What the exercise asks >> Below are records; please give the number of their lines that contain the string "last", and only that number.

Dataset records >>
-- Opening Marker --
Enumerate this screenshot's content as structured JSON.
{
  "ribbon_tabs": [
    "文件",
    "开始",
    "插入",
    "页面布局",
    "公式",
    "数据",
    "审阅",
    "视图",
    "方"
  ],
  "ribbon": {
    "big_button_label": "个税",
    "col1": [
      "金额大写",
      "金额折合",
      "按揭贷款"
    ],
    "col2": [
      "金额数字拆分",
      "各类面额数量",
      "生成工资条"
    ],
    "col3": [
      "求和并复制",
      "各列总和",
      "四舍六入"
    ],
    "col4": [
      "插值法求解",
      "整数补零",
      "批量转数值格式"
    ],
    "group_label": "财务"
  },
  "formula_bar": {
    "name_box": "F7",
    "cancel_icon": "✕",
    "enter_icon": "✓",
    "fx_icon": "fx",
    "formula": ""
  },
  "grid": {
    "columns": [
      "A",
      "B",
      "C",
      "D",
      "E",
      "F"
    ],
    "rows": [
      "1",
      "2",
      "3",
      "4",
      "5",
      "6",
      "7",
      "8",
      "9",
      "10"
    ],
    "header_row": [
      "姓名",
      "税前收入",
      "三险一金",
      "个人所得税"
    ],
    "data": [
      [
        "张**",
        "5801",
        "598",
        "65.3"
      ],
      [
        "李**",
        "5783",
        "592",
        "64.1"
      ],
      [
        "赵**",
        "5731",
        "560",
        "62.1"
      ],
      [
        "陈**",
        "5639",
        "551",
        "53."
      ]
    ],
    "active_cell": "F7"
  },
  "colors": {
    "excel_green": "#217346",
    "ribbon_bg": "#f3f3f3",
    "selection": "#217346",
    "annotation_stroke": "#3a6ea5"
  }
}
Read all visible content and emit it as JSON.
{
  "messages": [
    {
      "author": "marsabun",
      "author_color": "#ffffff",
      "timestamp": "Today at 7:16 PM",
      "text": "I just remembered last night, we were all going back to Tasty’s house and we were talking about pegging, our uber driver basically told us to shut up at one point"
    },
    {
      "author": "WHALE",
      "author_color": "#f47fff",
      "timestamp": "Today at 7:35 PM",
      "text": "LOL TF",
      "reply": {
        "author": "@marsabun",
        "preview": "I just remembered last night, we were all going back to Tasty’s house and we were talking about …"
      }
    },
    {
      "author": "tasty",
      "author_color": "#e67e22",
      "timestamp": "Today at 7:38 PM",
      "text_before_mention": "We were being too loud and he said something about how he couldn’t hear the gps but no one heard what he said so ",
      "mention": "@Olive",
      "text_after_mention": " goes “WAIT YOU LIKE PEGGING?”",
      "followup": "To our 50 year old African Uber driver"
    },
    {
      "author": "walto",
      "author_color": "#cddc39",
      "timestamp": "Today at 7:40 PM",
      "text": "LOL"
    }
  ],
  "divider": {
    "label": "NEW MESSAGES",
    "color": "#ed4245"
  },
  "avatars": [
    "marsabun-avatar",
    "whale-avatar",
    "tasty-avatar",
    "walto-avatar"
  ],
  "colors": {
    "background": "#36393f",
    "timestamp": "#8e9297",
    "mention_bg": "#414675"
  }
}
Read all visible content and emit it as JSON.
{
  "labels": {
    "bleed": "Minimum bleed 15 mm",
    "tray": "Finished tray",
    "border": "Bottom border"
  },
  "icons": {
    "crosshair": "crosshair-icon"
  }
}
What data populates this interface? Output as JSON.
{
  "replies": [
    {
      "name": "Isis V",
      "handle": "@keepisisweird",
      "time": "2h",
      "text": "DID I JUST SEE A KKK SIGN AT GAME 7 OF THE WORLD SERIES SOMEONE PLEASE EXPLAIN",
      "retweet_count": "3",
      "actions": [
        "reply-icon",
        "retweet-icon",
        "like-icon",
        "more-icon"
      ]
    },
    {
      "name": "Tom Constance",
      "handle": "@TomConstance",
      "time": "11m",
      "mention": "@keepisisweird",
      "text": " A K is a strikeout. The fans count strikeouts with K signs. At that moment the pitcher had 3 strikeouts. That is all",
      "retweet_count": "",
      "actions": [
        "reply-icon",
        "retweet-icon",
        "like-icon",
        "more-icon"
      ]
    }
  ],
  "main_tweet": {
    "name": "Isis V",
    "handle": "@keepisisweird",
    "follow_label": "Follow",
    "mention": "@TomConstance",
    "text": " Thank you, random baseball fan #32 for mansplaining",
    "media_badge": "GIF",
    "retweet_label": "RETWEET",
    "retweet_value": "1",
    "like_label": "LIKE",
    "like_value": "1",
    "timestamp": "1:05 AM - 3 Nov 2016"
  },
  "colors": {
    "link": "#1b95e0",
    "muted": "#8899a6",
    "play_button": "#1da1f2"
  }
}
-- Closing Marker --
Finished task >> 2